(Data records for software interfaces)

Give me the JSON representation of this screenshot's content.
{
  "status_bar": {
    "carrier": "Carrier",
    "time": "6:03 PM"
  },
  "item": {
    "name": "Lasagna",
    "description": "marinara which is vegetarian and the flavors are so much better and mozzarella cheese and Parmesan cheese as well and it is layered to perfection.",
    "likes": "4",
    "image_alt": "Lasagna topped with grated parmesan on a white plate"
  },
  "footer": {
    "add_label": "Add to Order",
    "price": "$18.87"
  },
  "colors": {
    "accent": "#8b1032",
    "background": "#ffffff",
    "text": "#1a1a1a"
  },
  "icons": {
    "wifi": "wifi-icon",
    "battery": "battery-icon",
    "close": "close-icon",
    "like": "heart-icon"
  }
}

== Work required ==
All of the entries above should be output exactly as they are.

== Written reply ==
Give me the JSON representation of this screenshot's content.
{
  "status_bar": {
    "carrier": "Carrier",
    "time": "6:03 PM"
  },
  "item": {
    "name": "Lasagna",
    "description": "marinara which is vegetarian and the flavors are so much better and mozzarella cheese and Parmesan cheese as well and it is layered to perfection.",
    "likes": "4",
    "image_alt": "Lasagna topped with grated parmesan on a white plate"
  },
  "footer": {
    "add_label": "Add to Order",
    "price": "$18.87"
  },
  "colors": {
    "accent": "#8b1032",
    "background": "#ffffff",
    "text": "#1a1a1a"
  },
  "icons": {
    "wifi": "wifi-icon",
    "battery": "battery-icon",
    "close": "close-icon",
    "like": "heart-icon"
  }
}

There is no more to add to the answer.